Jesse Moriarty has a horrible father who beat her and refused to acknowledge her as his daughter. He’s a wealthy industrialist, and so when she’s an adult, Jesse sets out to avenge herself on what he did to her and her mother. To that end she kidnaps Luc Sanchis, who is buying her father’s business and getting him out of the hole Jesse’s put him into. She wants to keep him on the little Greek island she’s rented from a friend until the deadline has passes. She doesn’t realize that Luc has a beef against him, too, and is planning his own form of revenge.

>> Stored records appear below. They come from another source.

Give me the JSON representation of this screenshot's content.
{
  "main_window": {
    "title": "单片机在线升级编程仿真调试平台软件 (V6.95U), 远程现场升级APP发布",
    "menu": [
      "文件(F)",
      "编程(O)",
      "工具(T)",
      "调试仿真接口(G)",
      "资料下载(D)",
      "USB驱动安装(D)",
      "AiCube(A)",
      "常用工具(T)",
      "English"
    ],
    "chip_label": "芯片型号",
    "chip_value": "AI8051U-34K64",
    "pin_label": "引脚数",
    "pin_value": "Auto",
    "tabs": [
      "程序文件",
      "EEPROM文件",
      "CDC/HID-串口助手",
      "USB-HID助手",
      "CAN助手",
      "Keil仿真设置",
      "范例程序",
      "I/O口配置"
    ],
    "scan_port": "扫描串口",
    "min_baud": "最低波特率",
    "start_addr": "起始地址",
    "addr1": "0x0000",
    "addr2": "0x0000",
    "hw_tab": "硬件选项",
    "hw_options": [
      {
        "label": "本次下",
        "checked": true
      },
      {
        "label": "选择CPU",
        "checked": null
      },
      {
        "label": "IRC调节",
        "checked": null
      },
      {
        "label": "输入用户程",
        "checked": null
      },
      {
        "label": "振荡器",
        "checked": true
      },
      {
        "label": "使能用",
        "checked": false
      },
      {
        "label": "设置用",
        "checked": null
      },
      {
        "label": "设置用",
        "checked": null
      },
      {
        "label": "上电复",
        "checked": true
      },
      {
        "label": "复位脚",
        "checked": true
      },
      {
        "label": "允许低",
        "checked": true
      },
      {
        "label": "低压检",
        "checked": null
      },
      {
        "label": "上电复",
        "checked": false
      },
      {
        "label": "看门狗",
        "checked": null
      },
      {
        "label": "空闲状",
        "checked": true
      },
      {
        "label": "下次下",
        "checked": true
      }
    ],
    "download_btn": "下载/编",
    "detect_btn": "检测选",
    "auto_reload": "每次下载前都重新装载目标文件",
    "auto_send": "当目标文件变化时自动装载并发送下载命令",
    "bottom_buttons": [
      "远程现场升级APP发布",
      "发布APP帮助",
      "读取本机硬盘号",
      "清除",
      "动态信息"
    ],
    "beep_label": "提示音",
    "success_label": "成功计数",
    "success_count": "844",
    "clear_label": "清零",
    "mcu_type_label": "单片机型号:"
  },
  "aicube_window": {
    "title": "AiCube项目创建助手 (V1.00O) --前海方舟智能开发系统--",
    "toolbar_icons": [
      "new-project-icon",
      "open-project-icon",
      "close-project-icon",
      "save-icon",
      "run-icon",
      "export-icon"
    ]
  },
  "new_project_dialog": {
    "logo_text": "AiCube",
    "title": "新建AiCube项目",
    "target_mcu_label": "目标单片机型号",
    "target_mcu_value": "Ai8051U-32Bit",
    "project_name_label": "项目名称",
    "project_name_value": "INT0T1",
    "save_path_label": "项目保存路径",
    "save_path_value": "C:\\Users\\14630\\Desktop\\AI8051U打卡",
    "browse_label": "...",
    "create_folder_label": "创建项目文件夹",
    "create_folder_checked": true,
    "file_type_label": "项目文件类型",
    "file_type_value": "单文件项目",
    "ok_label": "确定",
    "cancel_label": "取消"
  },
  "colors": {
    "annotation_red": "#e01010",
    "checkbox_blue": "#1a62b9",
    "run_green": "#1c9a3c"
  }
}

I’m not a big fan of revenge stories, they rarely work for me. It tends to bring out the nastiness and pettiness of characters, a negativity that doesn’t work well with a romance, unless the author works hard to show that the romance is more important than the revenge. In this case, the villain is a truly nasty person who deserves what’s coming to him, so both Jesse and Luc can feel smug about having bested him at the end of the story. The villain doesn’t appear personally on the page and is depicted with a cartoonish nastiness it’s hard to believe in. I’d have liked to have experienced him with more than hearsay, so the drive of the book never works properly for me.
Jesse is a techie who has invented the security system many of the biggest companies in the world use, including Luc’s. But during the story, when she kidnaps Luc, she keeps the tech away from him so he can’t call for help, which means keeping it away from herself. She uses her phone once to check on emails, and that’s about it, before the sex feast that they inevitably share. So I couldn’t believe in Jesse as a techie. She plays computer games, but that doesn’t a techie make. She isn’t antsy away from her machines, and she doesn’t talk like a geek. She is pixie-like with short hair and a slender figure, who wears plain trouser suits all the time, but, of course, during the story she finds her way into a glamorous evening gown and sexier clothes. Because Luc likes her that way.

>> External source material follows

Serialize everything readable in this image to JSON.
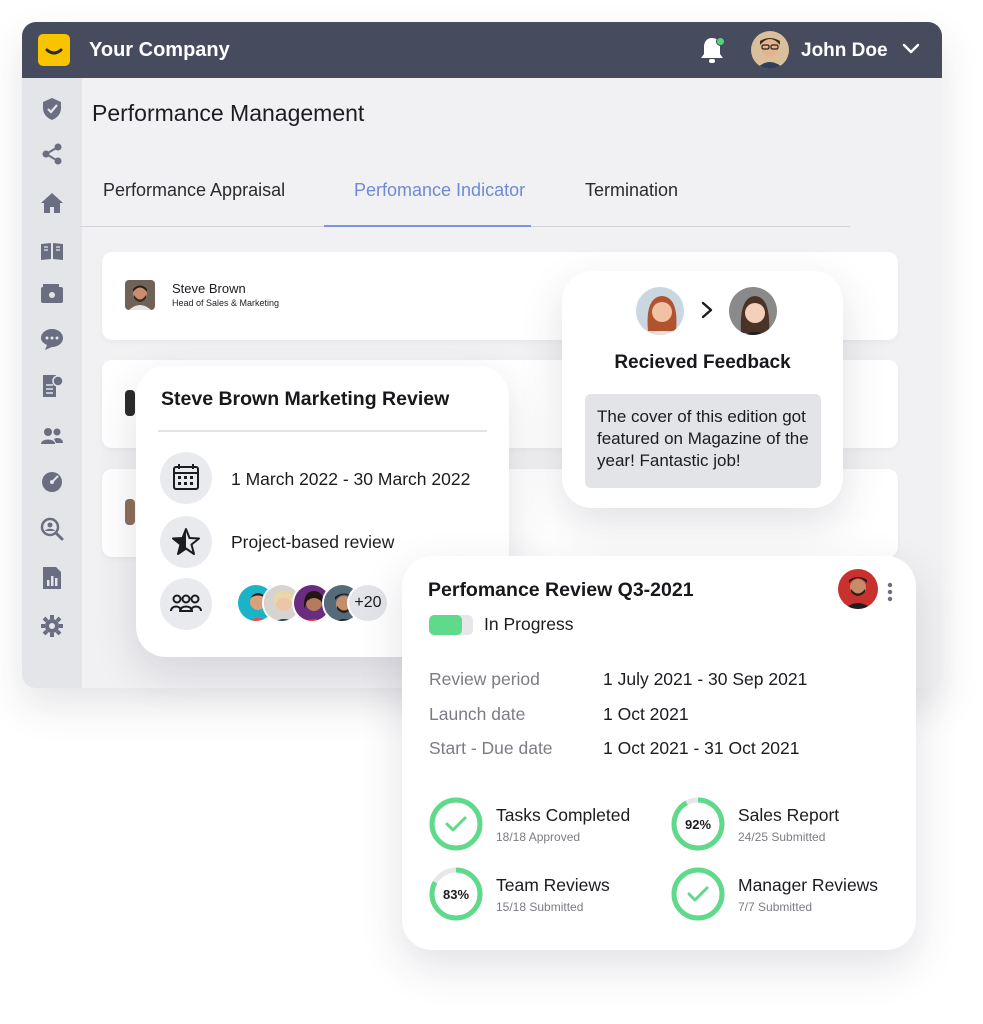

I think Luc is a bit better done, but he is lightly drawn. He’s a big alpha male who’s a success in business. That’s about it, really.
However, Abby Green writes well and her assured style takes me through the story, despite my disbelief being shattered more than once. It is laughably easy for Jesse to kidnap Luc, for example. I can’t believe that he’d travel in business without a bevy of assistants and some security staff of his own, for instance. The same for Jesse, who’s as wealthy and important to other people, so her person would be safeguarded better than it is. There are some indications that the book could have been better edited, as when Jesse is wearing a dress that reaches her thighs and her knees in the same sentence, or the inappropriate use of the word “surreal.” I wondered, when the sirens went off in the house in Greece, what’s the point, if it isn’t linked to a security service? Who’s there to hear it? The black moment of the story seems unnecessary, as if it’s required for the book and the book length rather than serving the story.
All’s fair in love and revenge! Jesse Moriarty’s whole life has been about one thing – making sure her father pays for the pain he caused their family. Her goal’s in sight, but there’s one man standing in her way: Luc Sanchis. Kidnapped and stranded on a Greek island, with only his intriguing – and stunning – captor, Luc must uncover her secrets if he’s going to get off this island and back to business. There’s only one way that’s sure to work: seduction. Now, with the tables turned, who will come out on top?
Read an excerpt.